Some Lunch and Shopping
After leaving the courtroom (luckily I wasn’t on trial for any naughtiness!) I visited the Shire Hall Café for some lunch. I enjoyed a tasty brie and cranberry panini which came with salad and crisps. It was really tasty and well-priced. There were lots of hot and cold food and drink options on offer and some very yummy looking cakes too!
Before leaving I made sure to pop into the gift shop for a look around. There were lots of interesting items including pretty jewellery, Dorset gifts, stationary souvenirs and local food and drink items. Entrance to both the gift shop and café are free so you can pop in there for some shopping or lunch without having to pay to go round the museum should you have already been before.
Additional Visitor Information
Entry to the museum costs £8.50 for adults and £4.40 for children. There’s also concessionary prices and a family ticket available for £20. All tickets include a free audio guide and allow you to free return visits for a year. The museum is open every day 10am – 5pm and has a spacious café and well-stocked gift shop too. Access information and details on groups bookings can also be found online. Check out the Shire Hall Historic Courthouse Museum’s Twitter page for additional information and tweets from the courtroom!
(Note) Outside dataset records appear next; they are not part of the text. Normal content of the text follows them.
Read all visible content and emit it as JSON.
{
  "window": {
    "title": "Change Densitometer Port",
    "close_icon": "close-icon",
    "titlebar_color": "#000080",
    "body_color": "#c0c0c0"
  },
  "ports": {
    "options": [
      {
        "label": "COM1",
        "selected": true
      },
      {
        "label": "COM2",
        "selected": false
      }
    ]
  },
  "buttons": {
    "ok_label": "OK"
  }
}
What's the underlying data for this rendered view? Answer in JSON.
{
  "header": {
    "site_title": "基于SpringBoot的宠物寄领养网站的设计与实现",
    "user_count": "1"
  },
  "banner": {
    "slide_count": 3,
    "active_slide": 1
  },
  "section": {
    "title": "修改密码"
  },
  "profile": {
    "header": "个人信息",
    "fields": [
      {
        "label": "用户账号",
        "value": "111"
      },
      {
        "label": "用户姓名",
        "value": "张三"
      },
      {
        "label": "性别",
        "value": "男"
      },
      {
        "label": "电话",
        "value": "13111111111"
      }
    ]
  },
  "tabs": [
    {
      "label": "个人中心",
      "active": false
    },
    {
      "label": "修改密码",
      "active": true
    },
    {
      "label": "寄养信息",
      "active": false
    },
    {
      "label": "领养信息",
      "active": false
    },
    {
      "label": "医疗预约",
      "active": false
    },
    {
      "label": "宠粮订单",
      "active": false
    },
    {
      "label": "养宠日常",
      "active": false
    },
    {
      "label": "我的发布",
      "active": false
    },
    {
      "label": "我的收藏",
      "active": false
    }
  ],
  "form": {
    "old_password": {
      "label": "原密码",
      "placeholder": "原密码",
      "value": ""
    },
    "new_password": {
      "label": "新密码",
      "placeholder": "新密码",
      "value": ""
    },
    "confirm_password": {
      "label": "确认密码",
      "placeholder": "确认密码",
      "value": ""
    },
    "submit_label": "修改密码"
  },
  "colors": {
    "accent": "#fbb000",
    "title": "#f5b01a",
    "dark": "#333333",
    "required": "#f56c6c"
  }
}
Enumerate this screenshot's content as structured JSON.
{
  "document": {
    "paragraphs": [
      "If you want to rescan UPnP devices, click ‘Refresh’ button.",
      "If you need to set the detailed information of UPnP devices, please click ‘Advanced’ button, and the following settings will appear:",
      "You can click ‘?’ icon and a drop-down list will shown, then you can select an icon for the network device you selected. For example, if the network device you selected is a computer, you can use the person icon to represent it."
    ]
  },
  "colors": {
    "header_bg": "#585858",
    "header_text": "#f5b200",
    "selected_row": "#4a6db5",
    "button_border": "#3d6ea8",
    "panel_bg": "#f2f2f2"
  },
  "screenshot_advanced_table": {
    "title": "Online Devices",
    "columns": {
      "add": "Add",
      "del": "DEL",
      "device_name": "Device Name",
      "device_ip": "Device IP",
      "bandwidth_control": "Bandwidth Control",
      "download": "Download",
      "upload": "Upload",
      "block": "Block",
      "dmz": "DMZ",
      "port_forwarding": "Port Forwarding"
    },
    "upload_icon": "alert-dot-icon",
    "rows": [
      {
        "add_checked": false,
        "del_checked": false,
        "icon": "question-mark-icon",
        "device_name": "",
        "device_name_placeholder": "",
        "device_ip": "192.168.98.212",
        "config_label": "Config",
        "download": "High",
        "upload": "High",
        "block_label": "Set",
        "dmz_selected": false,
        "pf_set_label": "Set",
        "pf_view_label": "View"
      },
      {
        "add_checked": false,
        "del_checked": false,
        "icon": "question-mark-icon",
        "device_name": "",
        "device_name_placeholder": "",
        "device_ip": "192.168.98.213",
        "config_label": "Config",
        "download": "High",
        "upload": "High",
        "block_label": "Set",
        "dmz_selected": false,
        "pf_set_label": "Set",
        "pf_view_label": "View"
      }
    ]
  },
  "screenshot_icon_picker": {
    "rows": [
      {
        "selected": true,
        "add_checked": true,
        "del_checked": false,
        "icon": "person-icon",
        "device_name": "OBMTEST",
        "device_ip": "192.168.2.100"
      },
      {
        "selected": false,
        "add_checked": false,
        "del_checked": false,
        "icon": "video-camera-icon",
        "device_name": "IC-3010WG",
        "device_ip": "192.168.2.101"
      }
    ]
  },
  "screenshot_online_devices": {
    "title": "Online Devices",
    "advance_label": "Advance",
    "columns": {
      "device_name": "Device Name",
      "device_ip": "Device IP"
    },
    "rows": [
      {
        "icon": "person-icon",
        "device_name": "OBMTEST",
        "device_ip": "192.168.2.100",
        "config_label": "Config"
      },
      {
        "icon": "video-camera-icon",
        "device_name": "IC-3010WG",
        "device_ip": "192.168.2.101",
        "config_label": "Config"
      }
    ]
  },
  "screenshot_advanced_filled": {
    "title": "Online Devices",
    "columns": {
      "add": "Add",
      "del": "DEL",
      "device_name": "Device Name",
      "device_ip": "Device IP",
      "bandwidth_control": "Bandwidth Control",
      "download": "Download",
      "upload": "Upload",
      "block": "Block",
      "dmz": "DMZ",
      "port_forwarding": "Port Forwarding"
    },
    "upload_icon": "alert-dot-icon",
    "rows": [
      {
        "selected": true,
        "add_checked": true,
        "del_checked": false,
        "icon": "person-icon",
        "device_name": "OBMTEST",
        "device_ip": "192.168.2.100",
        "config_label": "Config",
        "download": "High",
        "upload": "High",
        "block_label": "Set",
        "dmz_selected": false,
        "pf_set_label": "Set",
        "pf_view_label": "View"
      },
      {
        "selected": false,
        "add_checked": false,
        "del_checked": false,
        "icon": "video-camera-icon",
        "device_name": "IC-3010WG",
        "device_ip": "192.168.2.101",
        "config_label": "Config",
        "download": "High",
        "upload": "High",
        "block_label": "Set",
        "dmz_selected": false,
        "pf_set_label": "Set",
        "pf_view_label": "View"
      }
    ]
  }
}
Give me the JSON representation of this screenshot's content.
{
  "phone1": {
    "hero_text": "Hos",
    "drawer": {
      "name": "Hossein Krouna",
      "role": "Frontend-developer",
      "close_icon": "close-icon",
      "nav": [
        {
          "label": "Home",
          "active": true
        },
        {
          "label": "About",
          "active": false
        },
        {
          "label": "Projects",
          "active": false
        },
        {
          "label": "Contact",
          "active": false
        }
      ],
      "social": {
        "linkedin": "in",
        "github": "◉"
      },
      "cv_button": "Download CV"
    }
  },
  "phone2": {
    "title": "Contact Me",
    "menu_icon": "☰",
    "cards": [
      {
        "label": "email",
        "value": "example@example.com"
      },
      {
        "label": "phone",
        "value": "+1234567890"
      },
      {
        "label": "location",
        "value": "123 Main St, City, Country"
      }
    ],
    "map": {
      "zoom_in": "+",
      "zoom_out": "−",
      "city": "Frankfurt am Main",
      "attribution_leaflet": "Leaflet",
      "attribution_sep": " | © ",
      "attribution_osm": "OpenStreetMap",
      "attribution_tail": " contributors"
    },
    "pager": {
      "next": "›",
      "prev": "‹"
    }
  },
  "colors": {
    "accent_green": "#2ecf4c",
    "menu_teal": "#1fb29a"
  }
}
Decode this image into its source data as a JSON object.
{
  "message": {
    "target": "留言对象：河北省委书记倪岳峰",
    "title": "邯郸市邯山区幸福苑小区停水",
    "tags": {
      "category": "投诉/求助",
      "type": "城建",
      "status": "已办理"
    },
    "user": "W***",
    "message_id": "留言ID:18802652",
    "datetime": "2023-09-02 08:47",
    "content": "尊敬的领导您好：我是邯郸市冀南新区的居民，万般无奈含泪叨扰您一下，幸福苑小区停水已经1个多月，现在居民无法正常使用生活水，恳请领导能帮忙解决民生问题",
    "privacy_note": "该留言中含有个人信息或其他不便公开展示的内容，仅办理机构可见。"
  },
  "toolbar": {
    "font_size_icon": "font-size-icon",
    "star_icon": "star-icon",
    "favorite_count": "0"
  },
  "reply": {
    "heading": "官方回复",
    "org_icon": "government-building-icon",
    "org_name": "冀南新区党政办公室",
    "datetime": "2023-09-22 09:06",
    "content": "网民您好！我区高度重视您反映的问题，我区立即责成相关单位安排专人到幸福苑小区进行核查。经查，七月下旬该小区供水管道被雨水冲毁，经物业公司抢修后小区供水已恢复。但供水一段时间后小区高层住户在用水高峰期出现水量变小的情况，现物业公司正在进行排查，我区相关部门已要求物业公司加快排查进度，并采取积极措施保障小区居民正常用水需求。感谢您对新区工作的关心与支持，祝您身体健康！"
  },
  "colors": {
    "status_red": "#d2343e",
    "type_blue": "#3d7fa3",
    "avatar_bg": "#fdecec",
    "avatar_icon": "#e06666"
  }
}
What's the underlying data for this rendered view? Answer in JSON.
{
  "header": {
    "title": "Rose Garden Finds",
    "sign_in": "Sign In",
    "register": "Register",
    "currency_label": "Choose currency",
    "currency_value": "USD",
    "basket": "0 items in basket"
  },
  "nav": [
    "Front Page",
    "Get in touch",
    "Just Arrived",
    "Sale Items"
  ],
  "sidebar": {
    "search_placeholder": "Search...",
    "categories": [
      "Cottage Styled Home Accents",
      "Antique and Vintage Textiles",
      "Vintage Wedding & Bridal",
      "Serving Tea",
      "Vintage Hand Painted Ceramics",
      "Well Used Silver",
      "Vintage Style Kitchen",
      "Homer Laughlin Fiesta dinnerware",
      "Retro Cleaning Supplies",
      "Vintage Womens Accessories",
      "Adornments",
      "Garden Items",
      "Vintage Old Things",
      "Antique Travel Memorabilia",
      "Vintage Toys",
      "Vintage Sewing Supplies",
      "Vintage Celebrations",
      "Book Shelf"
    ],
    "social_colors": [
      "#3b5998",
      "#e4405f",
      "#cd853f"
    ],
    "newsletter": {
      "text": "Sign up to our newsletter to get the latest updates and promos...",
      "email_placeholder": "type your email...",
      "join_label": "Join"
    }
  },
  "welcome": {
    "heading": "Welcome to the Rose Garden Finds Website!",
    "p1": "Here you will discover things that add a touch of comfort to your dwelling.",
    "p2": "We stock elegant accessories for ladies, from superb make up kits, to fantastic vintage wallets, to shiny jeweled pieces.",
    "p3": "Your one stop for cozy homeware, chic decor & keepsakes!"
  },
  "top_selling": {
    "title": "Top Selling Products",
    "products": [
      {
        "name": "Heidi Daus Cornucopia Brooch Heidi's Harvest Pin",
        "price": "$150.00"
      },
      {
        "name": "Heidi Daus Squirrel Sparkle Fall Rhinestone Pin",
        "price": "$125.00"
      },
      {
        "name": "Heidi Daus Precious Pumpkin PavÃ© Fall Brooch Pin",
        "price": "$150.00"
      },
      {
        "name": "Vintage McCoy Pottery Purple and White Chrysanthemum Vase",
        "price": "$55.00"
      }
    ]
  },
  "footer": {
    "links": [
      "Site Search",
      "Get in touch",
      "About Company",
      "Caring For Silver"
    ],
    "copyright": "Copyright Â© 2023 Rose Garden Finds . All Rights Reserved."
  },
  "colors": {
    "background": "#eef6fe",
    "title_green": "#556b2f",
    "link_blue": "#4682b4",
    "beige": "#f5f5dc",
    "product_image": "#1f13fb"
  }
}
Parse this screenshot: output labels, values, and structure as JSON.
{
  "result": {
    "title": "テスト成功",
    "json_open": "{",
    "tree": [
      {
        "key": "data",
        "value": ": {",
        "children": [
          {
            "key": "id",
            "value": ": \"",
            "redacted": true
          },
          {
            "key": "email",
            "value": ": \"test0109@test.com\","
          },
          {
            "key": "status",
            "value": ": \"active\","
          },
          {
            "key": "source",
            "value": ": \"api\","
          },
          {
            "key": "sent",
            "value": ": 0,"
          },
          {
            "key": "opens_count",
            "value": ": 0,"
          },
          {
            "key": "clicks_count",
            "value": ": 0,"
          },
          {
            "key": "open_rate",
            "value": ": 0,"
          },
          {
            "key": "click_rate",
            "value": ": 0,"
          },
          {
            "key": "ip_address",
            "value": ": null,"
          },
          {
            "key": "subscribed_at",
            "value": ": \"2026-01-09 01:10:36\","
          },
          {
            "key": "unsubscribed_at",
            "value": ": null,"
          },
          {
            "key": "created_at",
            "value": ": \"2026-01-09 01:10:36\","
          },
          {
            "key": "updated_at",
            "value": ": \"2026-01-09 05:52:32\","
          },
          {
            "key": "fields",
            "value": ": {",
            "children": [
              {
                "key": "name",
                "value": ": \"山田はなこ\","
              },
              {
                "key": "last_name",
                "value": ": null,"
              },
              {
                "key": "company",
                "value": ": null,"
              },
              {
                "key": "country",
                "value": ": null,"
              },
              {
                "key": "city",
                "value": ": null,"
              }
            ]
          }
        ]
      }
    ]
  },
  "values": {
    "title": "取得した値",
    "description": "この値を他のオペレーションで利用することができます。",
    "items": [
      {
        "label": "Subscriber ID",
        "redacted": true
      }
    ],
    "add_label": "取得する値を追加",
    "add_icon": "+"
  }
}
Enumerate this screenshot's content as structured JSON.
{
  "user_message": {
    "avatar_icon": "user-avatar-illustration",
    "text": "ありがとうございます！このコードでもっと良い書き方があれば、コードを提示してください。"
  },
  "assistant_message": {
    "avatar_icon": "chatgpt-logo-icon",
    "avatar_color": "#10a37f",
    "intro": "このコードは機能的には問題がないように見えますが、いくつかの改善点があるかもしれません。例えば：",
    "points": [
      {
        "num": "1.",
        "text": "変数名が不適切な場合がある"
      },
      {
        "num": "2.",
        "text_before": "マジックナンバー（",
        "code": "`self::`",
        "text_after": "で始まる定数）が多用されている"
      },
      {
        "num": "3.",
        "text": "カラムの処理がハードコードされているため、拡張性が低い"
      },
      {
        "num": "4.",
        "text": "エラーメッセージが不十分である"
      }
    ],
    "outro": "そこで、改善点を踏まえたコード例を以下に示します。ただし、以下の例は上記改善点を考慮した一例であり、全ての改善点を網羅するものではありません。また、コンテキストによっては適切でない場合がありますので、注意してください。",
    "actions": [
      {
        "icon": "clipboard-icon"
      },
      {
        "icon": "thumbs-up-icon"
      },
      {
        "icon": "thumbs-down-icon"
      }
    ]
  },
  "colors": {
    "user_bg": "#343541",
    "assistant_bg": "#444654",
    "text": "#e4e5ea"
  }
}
There are various events and activities which happen throughout the year. With half term and Halloween coming up there’s a host of events coming up to thrill the little ones including scary face painting, slime making and spooky storytelling! After Halloween, there are some exciting looking Christmas events planned including Christmas wreath making and the chance to visit Judge Santa! Aside from festive events the museum also hosts regular behind the scenes tours, workshops and talks. For more information be sure to check out the what’s on page on the Shire Hall website and their Facebook page.
The Shire Hall Historic Courtroom Museum is a family fun attraction, suitable for all ages. I enjoyed having a look round the cells and exploring the courtroom. There’s lots of interesting information and a great video to get you orientated for your visit. It’s a great wet weather venue and I think with the added extra of an audio guide is a well-priced attraction. I only wish hadn’t visited on such a busy day as I think it meant I felt a little rushed around and couldn’t see all the displays, as well as I, would have liked. This is not the fault of Shire Hall though and I think it’s good that local people get the chance to visit attractions in their hometowns. I’ll just have to make sure I use this excuse to visit Dorchester and the museum again sometime soon!